Supplied records:
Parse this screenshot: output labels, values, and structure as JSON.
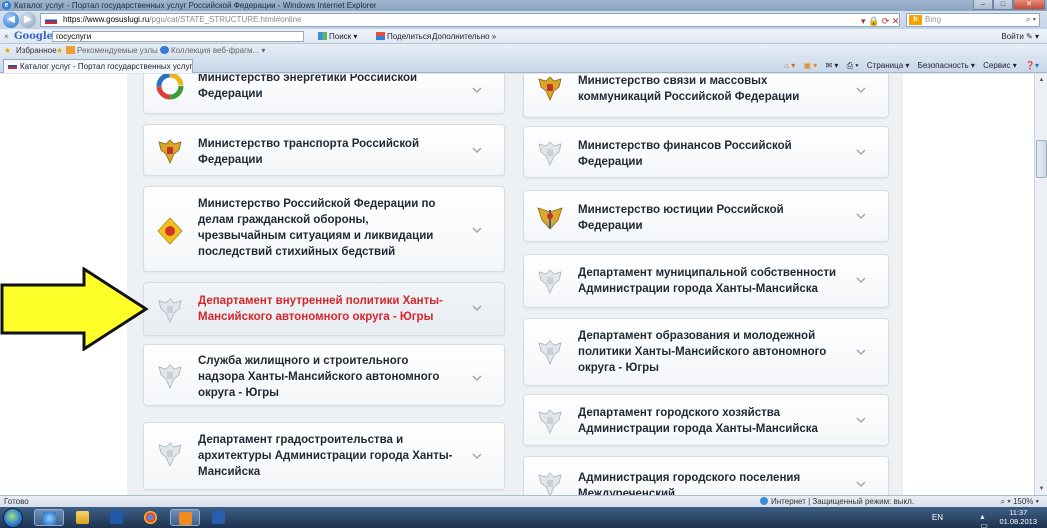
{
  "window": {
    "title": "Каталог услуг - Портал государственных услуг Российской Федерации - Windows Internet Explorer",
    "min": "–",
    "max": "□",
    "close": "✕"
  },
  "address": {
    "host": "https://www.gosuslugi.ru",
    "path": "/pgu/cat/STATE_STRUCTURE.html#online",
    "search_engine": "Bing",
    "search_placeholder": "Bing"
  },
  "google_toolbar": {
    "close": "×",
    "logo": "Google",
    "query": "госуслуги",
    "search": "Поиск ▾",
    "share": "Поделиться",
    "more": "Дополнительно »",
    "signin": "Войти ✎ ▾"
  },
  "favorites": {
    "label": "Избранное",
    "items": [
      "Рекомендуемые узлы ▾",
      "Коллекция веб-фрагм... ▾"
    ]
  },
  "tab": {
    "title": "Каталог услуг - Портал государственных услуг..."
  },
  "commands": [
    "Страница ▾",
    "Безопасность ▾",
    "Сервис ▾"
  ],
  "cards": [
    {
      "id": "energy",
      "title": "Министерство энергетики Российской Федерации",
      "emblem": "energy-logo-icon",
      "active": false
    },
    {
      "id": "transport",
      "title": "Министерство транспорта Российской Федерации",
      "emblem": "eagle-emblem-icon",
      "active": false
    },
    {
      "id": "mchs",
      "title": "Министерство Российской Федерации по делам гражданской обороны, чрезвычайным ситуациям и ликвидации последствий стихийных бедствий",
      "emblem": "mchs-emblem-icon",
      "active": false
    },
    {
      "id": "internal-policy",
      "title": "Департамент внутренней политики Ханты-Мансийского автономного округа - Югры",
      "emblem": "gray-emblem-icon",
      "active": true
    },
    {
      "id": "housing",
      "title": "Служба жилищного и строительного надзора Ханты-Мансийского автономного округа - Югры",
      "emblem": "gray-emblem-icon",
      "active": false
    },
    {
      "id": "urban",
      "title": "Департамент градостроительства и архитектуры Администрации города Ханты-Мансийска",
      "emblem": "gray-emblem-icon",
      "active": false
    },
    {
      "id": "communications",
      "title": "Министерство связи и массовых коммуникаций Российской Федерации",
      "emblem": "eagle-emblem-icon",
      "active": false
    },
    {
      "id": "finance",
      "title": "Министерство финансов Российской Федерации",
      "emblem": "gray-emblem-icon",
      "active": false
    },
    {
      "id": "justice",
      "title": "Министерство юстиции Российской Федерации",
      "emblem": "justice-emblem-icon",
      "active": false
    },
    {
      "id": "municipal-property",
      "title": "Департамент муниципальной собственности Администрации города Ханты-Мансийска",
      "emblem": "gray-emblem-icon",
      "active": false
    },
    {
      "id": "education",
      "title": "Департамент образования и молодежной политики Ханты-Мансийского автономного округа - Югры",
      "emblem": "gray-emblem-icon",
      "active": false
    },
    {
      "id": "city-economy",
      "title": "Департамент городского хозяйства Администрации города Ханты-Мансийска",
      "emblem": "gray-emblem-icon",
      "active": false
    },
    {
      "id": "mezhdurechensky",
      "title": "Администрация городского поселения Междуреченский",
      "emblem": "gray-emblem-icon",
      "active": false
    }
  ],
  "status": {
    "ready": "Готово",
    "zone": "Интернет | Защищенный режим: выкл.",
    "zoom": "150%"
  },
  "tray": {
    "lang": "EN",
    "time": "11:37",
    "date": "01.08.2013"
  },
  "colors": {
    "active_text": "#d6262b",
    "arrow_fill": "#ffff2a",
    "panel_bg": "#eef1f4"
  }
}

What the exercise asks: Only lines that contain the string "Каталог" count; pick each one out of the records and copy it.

Answer to this task:
    "title": "Каталог услуг - Портал государственных услуг Российской Федерации - Windows Internet Explorer",
    "title": "Каталог услуг - Портал государственных услуг..."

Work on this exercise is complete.